### Aim of the task
The reply has to be a number alone, equal to how many lines in the entries below hold the string "info".

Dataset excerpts

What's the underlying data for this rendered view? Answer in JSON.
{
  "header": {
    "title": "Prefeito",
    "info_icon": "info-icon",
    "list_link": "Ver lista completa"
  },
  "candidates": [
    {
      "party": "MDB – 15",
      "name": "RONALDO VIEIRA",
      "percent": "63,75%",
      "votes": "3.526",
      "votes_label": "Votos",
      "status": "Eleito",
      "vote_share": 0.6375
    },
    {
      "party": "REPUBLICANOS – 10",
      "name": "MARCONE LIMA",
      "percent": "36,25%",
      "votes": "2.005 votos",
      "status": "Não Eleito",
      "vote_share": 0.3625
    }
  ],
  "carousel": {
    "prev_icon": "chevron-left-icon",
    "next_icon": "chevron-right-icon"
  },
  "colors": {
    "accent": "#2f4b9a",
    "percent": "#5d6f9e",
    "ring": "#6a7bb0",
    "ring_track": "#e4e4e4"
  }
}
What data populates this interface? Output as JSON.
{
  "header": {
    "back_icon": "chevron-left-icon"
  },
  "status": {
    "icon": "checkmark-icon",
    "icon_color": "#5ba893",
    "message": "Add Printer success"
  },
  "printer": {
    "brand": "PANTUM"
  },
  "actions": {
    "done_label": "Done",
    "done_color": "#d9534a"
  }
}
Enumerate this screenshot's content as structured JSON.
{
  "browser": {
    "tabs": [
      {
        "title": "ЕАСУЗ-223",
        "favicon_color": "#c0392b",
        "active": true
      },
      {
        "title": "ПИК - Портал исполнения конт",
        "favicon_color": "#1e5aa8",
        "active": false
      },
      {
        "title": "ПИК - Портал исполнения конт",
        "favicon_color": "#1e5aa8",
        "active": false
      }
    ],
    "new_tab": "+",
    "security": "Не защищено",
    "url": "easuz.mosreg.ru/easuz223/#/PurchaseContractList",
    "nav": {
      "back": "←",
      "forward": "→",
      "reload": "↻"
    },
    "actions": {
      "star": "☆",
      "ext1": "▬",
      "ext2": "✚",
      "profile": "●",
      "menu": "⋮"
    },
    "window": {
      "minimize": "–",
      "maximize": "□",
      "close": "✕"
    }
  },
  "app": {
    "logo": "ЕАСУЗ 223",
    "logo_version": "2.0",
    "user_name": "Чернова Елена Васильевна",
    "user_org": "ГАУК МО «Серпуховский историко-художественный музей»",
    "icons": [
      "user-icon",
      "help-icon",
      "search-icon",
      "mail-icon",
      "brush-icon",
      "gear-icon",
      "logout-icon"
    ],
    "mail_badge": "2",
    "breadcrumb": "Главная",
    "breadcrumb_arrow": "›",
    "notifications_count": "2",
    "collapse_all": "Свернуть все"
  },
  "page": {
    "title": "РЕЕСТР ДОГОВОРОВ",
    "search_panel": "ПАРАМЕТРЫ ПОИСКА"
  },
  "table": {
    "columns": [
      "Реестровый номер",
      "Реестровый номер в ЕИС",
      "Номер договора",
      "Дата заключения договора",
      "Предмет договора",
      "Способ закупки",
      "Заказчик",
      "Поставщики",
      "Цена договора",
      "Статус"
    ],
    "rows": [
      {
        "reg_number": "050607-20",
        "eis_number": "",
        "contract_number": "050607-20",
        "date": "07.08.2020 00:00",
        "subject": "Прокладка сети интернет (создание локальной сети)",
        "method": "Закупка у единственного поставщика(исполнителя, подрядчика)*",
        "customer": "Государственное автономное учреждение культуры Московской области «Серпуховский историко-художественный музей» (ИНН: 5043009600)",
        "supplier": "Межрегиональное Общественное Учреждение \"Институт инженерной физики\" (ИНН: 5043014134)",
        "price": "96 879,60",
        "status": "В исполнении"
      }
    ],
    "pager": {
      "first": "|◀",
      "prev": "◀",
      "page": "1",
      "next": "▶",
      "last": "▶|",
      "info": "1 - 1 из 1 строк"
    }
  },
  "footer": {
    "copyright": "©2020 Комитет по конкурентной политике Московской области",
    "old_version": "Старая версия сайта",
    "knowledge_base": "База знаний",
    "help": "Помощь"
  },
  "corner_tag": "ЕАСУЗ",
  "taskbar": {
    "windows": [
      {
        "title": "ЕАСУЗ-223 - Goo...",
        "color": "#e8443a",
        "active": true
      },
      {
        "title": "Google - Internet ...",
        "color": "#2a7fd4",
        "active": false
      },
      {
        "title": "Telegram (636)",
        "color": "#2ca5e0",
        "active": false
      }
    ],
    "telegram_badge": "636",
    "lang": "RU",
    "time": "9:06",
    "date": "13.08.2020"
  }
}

### Response
2